According to a letter that was sent by the family of the accident victim to the Department of Transportation, it’s alleged that GM knew about the ignition defect as early as 2004, but failed to recall the vehicles. In 2005, the company posted a service bulletin to dealers to address customer complaints, in which they said, “there is potential for the driver to inadvertently turn off the ignition. … the concern is more likely to occur if the driver is short and has a large and or heavy key chain.” Despite this, the company offered no fix, and did not recall the cars.

According to court records, an engineer with GM was conducting tests on one of the vehicles in 2004, and experienced the problem, and that, in 2005, the company’s engineering department concluded that there was a problem with the ignition switch. They apparently tried to fix the problem without actually issuing recalls, according to the letter. Instead, they issued “Technical Service Bulletins,” (TSB) which instructed dealers to fix problems not deemed safety related. In this case, the “fix” involved placing an insert into the ignition switch, which didn’t fix the problem. The letter also suggests that GM should be recalling a number of other models, besides the Cobalt and G5, especially because the Chevrolet HHR, Pontiac Solstice and Saturn models Sky and Ion were also listed in the same TSB.

Auto manufacturers have five days from the discovery of a safety defect to report it to the National Highway Traffic Safety Administration (NHTSA). If they fail to do so, they face a maximum fine of $35 million. Ford had to pay the maximum last year, which was $17.4 million at the time, because they failed to promptly recall Ford Escapes with faulty gas pedals that could become stuck. The maximum fine was increased in October 2013. Usually, when an automaker issues a recall, they include a detailed chronology of events leading up to the recall is part of the information provided. In this case, however, GM did not do that, and they don’t indicate in their NHTSA paperwork when they first knew of the problem.

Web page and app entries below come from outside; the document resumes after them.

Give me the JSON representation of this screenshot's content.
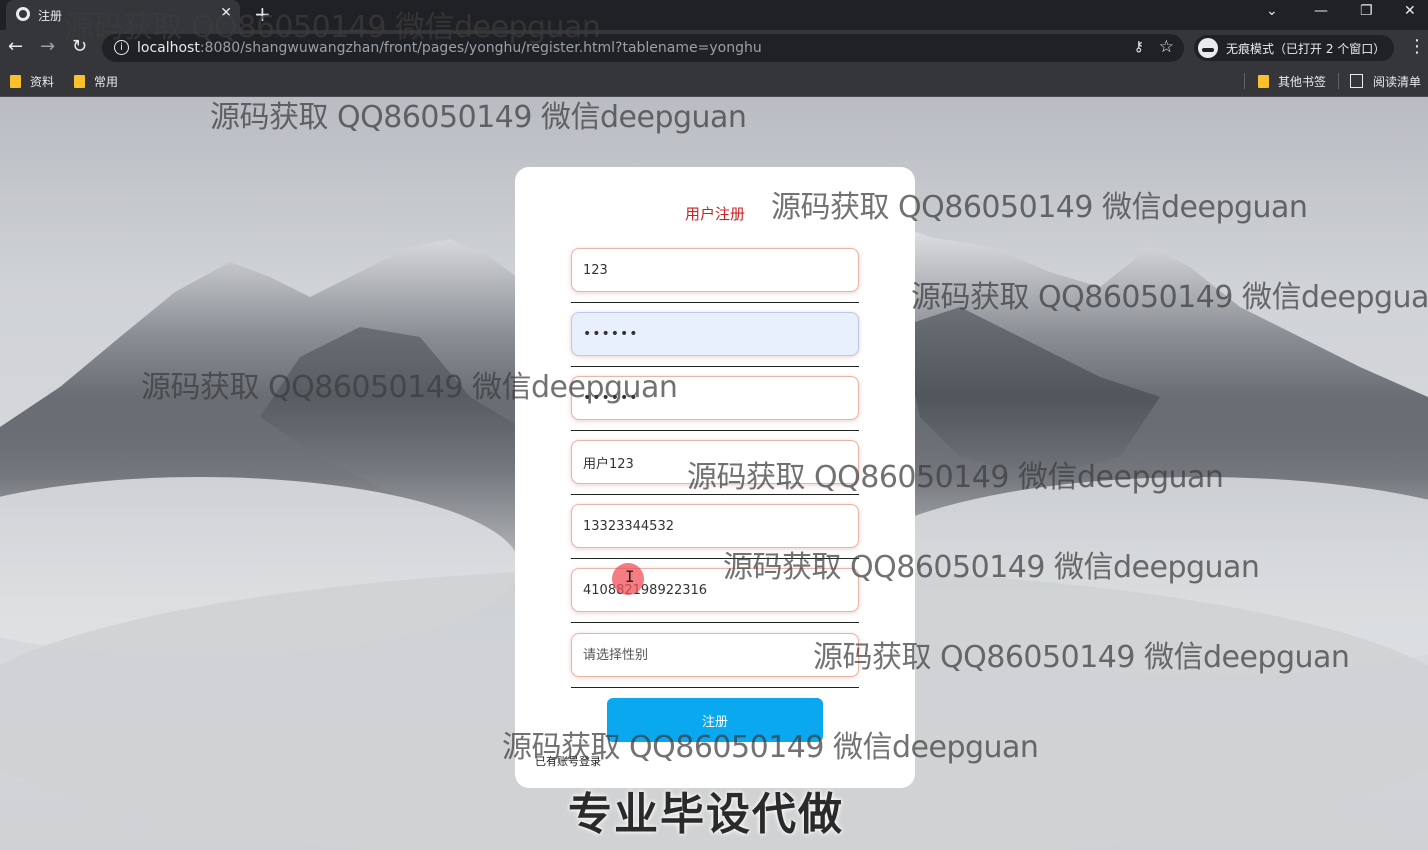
{
  "browser": {
    "tab_title": "注册",
    "url_host": "localhost",
    "url_rest": ":8080/shangwuwangzhan/front/pages/yonghu/register.html?tablename=yonghu",
    "incognito_label": "无痕模式（已打开 2 个窗口）",
    "bookmarks": [
      "资料",
      "常用"
    ],
    "bookmarks_right": [
      "其他书签",
      "阅读清单"
    ]
  },
  "form": {
    "title": "用户注册",
    "username": "123",
    "password": "••••••",
    "confirm_password": "••••••",
    "name": "用户123",
    "phone": "13323344532",
    "id_card": "410882198922316",
    "gender_placeholder": "请选择性别",
    "submit_label": "注册",
    "login_link": "已有账号登录"
  },
  "overlay": {
    "watermark_text": "源码获取 QQ86050149 微信deepguan",
    "bottom_text": "专业毕设代做"
  },
  "colors": {
    "title_red": "#cc2222",
    "button_blue": "#0aa8ee",
    "chrome_dark": "#202124"
  }
}
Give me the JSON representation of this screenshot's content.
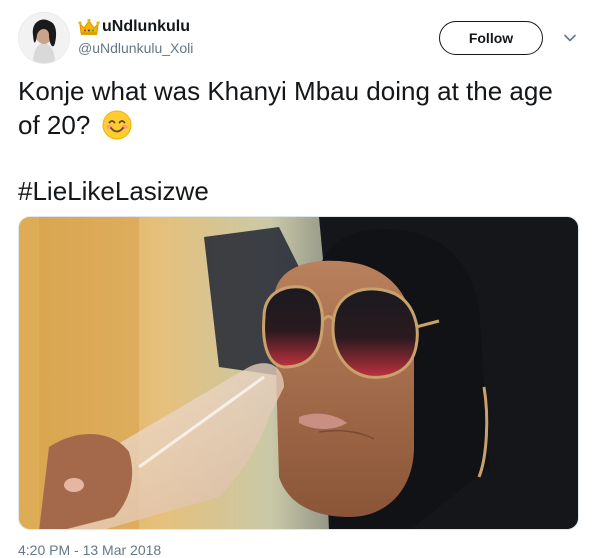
{
  "author": {
    "display_name": "uNdlunkulu",
    "handle": "@uNdlunkulu_Xoli",
    "avatar_icon": "profile-photo",
    "badge_icon": "crown-emoji"
  },
  "actions": {
    "follow_label": "Follow",
    "menu_icon": "chevron-down-icon"
  },
  "tweet": {
    "text": "Konje what was Khanyi Mbau doing at the age of 20?",
    "emoji": "smiling-face-with-smiling-eyes",
    "hashtag": "#LieLikeLasizwe"
  },
  "media": {
    "type": "photo"
  },
  "meta": {
    "timestamp": "4:20 PM - 13 Mar 2018"
  },
  "colors": {
    "text": "#14171a",
    "secondary": "#657786",
    "border": "#e1e8ed"
  }
}
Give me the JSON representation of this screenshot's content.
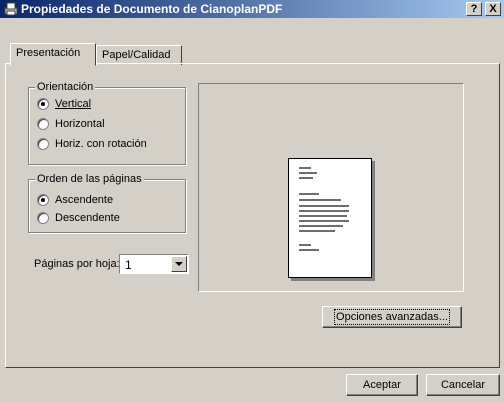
{
  "window": {
    "title": "Propiedades de Documento de CianoplanPDF",
    "help_btn": "?",
    "close_btn": "X"
  },
  "tabs": [
    {
      "label": "Presentación",
      "active": true
    },
    {
      "label": "Papel/Calidad",
      "active": false
    }
  ],
  "orientation": {
    "title": "Orientación",
    "options": [
      {
        "label": "Vertical",
        "selected": true
      },
      {
        "label": "Horizontal",
        "selected": false
      },
      {
        "label": "Horiz. con rotación",
        "selected": false
      }
    ]
  },
  "page_order": {
    "title": "Orden de las páginas",
    "options": [
      {
        "label": "Ascendente",
        "selected": true
      },
      {
        "label": "Descendente",
        "selected": false
      }
    ]
  },
  "pages_per_sheet": {
    "label": "Páginas por hoja:",
    "value": "1"
  },
  "buttons": {
    "advanced": "Opciones avanzadas...",
    "ok": "Aceptar",
    "cancel": "Cancelar"
  }
}
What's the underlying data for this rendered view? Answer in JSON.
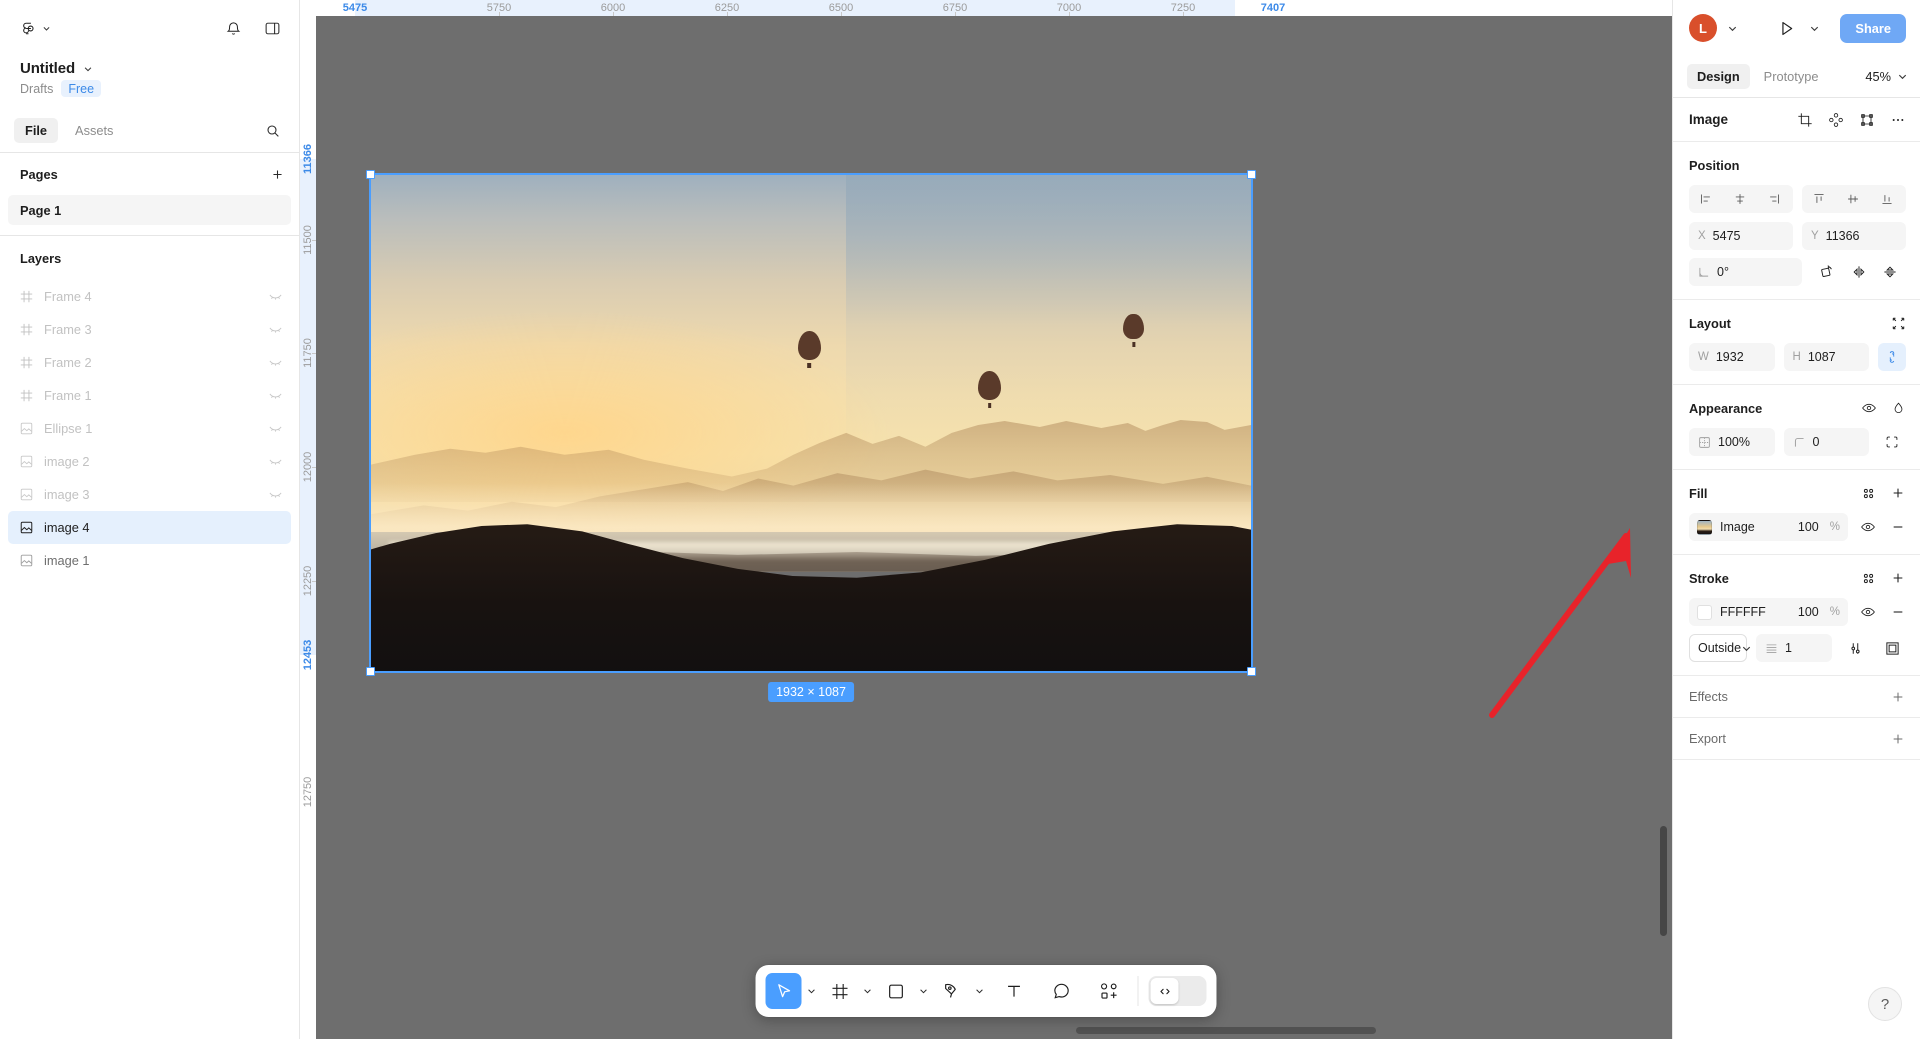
{
  "left_panel": {
    "logo_icon": "figma-logo-icon",
    "menu_caret_icon": "chevron-down-icon",
    "notifications_icon": "bell-icon",
    "layout_toggle_icon": "panel-toggle-icon",
    "file_title": "Untitled",
    "file_title_caret_icon": "chevron-down-icon",
    "breadcrumb_drafts": "Drafts",
    "plan_badge": "Free",
    "tabs": [
      {
        "label": "File",
        "active": true
      },
      {
        "label": "Assets",
        "active": false
      }
    ],
    "search_icon": "search-icon",
    "pages": {
      "title": "Pages",
      "add_icon": "plus-icon",
      "items": [
        {
          "label": "Page 1",
          "selected": true
        }
      ]
    },
    "layers": {
      "title": "Layers",
      "items": [
        {
          "label": "Frame 4",
          "icon": "frame-icon",
          "selected": false,
          "hidden": true
        },
        {
          "label": "Frame 3",
          "icon": "frame-icon",
          "selected": false,
          "hidden": true
        },
        {
          "label": "Frame 2",
          "icon": "frame-icon",
          "selected": false,
          "hidden": true
        },
        {
          "label": "Frame 1",
          "icon": "frame-icon",
          "selected": false,
          "hidden": true
        },
        {
          "label": "Ellipse 1",
          "icon": "image-icon",
          "selected": false,
          "hidden": true
        },
        {
          "label": "image 2",
          "icon": "image-icon",
          "selected": false,
          "hidden": true
        },
        {
          "label": "image 3",
          "icon": "image-icon",
          "selected": false,
          "hidden": true
        },
        {
          "label": "image 4",
          "icon": "image-icon",
          "selected": true,
          "hidden": false
        },
        {
          "label": "image 1",
          "icon": "image-icon",
          "selected": false,
          "hidden": false
        }
      ],
      "visibility_icon": "eye-closed-icon"
    }
  },
  "canvas": {
    "ruler_h": [
      {
        "label": "5475",
        "highlight": true
      },
      {
        "label": "5750",
        "highlight": false
      },
      {
        "label": "6000",
        "highlight": false
      },
      {
        "label": "6250",
        "highlight": false
      },
      {
        "label": "6500",
        "highlight": false
      },
      {
        "label": "6750",
        "highlight": false
      },
      {
        "label": "7000",
        "highlight": false
      },
      {
        "label": "7250",
        "highlight": false
      },
      {
        "label": "7407",
        "highlight": true
      }
    ],
    "ruler_v": [
      {
        "label": "11366",
        "highlight": true
      },
      {
        "label": "11500",
        "highlight": false
      },
      {
        "label": "11750",
        "highlight": false
      },
      {
        "label": "12000",
        "highlight": false
      },
      {
        "label": "12250",
        "highlight": false
      },
      {
        "label": "12453",
        "highlight": true
      },
      {
        "label": "12750",
        "highlight": false
      }
    ],
    "selection_size_badge": "1932 × 1087",
    "selection_color": "#4a9eff",
    "annotation_arrow_color": "#e8232a"
  },
  "toolbar": {
    "items": [
      {
        "name": "move-tool",
        "icon": "cursor-icon",
        "active": true,
        "caret": true
      },
      {
        "name": "frame-tool",
        "icon": "frame-icon",
        "active": false,
        "caret": true
      },
      {
        "name": "shape-tool",
        "icon": "square-icon",
        "active": false,
        "caret": true
      },
      {
        "name": "pen-tool",
        "icon": "pen-icon",
        "active": false,
        "caret": true
      },
      {
        "name": "text-tool",
        "icon": "text-icon",
        "active": false,
        "caret": false
      },
      {
        "name": "comment-tool",
        "icon": "comment-icon",
        "active": false,
        "caret": false
      },
      {
        "name": "actions-tool",
        "icon": "components-icon",
        "active": false,
        "caret": false
      }
    ],
    "code_toggle_icon": "code-icon"
  },
  "right_panel": {
    "avatar_initial": "L",
    "avatar_caret_icon": "chevron-down-icon",
    "present_icon": "play-icon",
    "present_caret_icon": "chevron-down-icon",
    "share_label": "Share",
    "tabs": [
      {
        "label": "Design",
        "active": true
      },
      {
        "label": "Prototype",
        "active": false
      }
    ],
    "zoom_value": "45%",
    "zoom_caret_icon": "chevron-down-icon",
    "object_type": "Image",
    "object_icons": [
      "crop-icon",
      "components-icon",
      "selection-icon",
      "more-icon"
    ],
    "position": {
      "title": "Position",
      "align_left_icon": "align-left-icon",
      "align_h_center_icon": "align-horizontal-center-icon",
      "align_right_icon": "align-right-icon",
      "align_top_icon": "align-top-icon",
      "align_v_center_icon": "align-vertical-center-icon",
      "align_bottom_icon": "align-bottom-icon",
      "x_label": "X",
      "x_value": "5475",
      "y_label": "Y",
      "y_value": "11366",
      "rotation_icon": "angle-icon",
      "rotation_value": "0°",
      "flip_rotate_icon": "rotate-icon",
      "flip_horizontal_icon": "flip-horizontal-icon",
      "flip_vertical_icon": "flip-vertical-icon"
    },
    "layout": {
      "title": "Layout",
      "resize_icon": "resize-to-fit-icon",
      "w_label": "W",
      "w_value": "1932",
      "h_label": "H",
      "h_value": "1087",
      "constrain_icon": "link-icon",
      "constrain_active": true
    },
    "appearance": {
      "title": "Appearance",
      "visibility_icon": "eye-icon",
      "blend_icon": "blend-mode-icon",
      "opacity_icon": "opacity-icon",
      "opacity_value": "100%",
      "corner_icon": "corner-radius-icon",
      "corner_value": "0",
      "independent_corners_icon": "independent-corners-icon"
    },
    "fill": {
      "title": "Fill",
      "styles_icon": "styles-icon",
      "add_icon": "plus-icon",
      "swatch_type": "image-swatch",
      "name": "Image",
      "opacity": "100",
      "percent_sign": "%",
      "visibility_icon": "eye-icon",
      "remove_icon": "minus-icon"
    },
    "stroke": {
      "title": "Stroke",
      "styles_icon": "styles-icon",
      "add_icon": "plus-icon",
      "swatch_color": "#FFFFFF",
      "hex": "FFFFFF",
      "opacity": "100",
      "percent_sign": "%",
      "visibility_icon": "eye-icon",
      "remove_icon": "minus-icon",
      "align_value": "Outside",
      "align_caret_icon": "chevron-down-icon",
      "weight_icon": "stroke-weight-icon",
      "weight_value": "1",
      "advanced_icon": "sliders-icon",
      "per_side_icon": "stroke-sides-icon"
    },
    "effects": {
      "title": "Effects",
      "add_icon": "plus-icon"
    },
    "export": {
      "title": "Export",
      "add_icon": "plus-icon"
    },
    "help_label": "?"
  }
}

If you own either of the vehicles involved in this recall, follow the instructions of the recall and have it inspected and repaired immediately. In this case, if you have one of the other vehicles listed, you might want to have them checked out as well. If you or a loved one has been injured or killed in an accident involving any of these vehicles, please contact the experienced Texas Automobile Defect Attorney at Hill Law Firm as soon as possible.

Automotive Defects, Product Liability, Vehicle Recalls